A Forest of Responses
Byline: Susan Palmer The Register-Guard
The National Wild Turkey Federation loves it. Eugene City Councilor Bonny Bettman doesn't. Some Lane Community College teachers worry it will ruin a special place they take their students. Several Oregon counties don't see how government services can survive without it.
They are among the 30,000 individuals, government agencies, elected officials, unions, and environmental and recreation groups who have responded to the Bureau of Land Management's plan to increase logging in Western Oregon forests.
The proposal, titled the Western Oregon Plan Revision, will overhaul the way the BLM manages forests on the 2.2 million acres it oversees from Portland south to the California border.
Federal rules require the agency to invite public comment on its management strategies, and this week the BLM put the bulk of the comments it has received online.
Making the comments easily available to the public was an unprecedented move by the BLM, said agency spokesman Michael Campbell.
The BLM had heard from many groups, including news outlets, that wanted access to the comments, he said.
The most transparent and cost-effective way to do that was to post them online, he said.
Many comments came in the form of pre-printed post cards with a message calling for permanent protection of older forests.
Another set of pre-printed messages warned that the plan does not harvest enough trees to provide for the financial well-being of the counties in which the forests are located.
They came from as far away as Iceland and from the heart of Western Oregon: little towns like Talent and Cave Junction and Lorane as well as big urban centers like Portland, Salem and Eugene.
Some people took the time to write individual letters objecting to increased access for off-road vehicles in the plan.
Those letters were countered by off-road enthusiasts who want more access to BLM property.
Some messages were polite: "We hope this lovely old growth grove can remain as a late successional management area for the continuing benefit of Lane County students now and for generations to come," some LCC teachers and staff wrote in a letter that wasn't an official communication from the college.
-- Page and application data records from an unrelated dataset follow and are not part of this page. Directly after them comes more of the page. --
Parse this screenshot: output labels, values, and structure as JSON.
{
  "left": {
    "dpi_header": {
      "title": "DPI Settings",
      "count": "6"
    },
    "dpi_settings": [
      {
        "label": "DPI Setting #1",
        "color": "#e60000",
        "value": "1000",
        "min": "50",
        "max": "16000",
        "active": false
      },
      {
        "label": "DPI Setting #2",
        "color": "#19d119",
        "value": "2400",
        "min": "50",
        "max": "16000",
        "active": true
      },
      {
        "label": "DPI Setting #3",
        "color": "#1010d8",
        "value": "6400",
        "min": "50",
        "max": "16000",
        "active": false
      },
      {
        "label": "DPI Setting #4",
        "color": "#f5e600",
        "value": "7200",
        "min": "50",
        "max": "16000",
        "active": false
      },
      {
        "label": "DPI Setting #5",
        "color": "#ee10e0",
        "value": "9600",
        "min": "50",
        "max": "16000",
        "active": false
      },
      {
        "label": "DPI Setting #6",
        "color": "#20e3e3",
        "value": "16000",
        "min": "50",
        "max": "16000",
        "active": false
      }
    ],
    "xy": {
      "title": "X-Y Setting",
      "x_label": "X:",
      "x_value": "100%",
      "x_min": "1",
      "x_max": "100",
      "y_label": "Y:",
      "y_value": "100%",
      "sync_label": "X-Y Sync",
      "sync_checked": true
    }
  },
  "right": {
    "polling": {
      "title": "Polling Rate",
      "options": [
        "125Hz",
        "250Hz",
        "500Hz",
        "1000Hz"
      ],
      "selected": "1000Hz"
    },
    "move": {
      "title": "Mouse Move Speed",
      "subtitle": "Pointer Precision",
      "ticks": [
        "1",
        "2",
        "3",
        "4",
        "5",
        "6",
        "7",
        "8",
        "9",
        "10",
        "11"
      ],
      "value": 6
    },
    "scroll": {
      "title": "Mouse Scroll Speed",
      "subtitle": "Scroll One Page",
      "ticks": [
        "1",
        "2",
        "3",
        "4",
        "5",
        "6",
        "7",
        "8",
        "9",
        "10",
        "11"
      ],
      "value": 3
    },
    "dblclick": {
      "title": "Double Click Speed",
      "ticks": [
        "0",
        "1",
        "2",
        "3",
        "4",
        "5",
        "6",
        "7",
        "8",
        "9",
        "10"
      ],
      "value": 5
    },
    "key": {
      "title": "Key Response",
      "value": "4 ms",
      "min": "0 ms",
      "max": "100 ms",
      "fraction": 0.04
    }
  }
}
Others were more pointed: "Once Bush is OUT, which we are working on ... You will be stopped. Go tell your Industrial Tree Farm friends that we are PREPARED THIS TIME, YOU WILL NOT DESTROY OUR FORESTS AND WILDLIFE TO FATTEN THE POCKETS OF BIG TIMBER."
Federal law requires that the BLM respond to "substantive" comments about its management plan, Campbell said.
And there are plenty of those: lengthy analyses on the impact of increased logging on watersheds, comments on the financial effects of the plan, concerns about its effects on wildfire.
Some of the most serious critiques come from other federal agencies, such as the U.S. Fish & Wildlife Service. …